I think this is because I’m feeling some small constant pain, and part of me is compulsively seeking positive stimulation to distract from the pain. Basically holding an aversion makes me more reactive to stray thoughts and affordances of the environment. My immediate actions are driven by a (subtle, but nevertheless dominating) clawing, grasping, drive for positive sensation, instead of flowing from “my deep values”, my sense of what seems cool or alive. 

Most, but not all, forms of creative work, involve making mental space, quieting those distractions so that I can give my full attention to the thing that I’m trying to do. The reason why aversions kill my productivity is that my compulsive stimulation-hunger is too graspy to settle down into any long-threaded thought. That part of me doesn’t want to be still, because it is seeking distraction from the sensation in me.

(The exception is some forms of work that “fit” this compulsiveness, where I can get sucked into compulsively doing some task as a way to distract from the sensation in my body.
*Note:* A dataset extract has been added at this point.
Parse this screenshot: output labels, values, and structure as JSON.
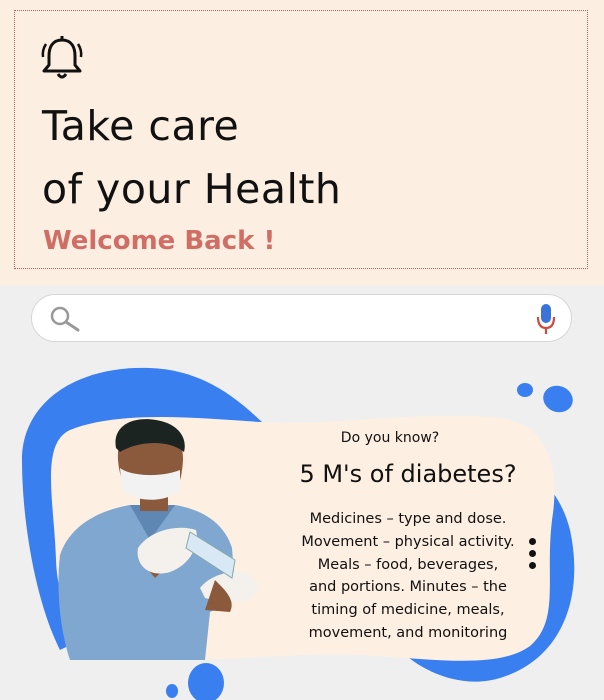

Sometimes an essay is of the right shape that it can be a hook in just the right way, but most of my work is not like this.)

Generally, when I notice an aversion, I’ll engage with it directly, either by sitting down and meditating, feeling into the sensation in a non semantic way, or by doing focusing / journaling, which is more of a semantic “dialogue”, or something that is a mix of both approaches.

In doing this, I’m first just trying to make space for the sensation, to feel it without distraction, while also being welcoming towards the part of me that is doing the dissociation, and secondly hoping to get more understanding and context, so that I can start planning and taking action regarding the underlying concern of the aversion.

[1] I found myself doing all of these except the last one today, all the while vaguely / liminally aware of the agitation clench in my belly, before I sat down to engage with it directly.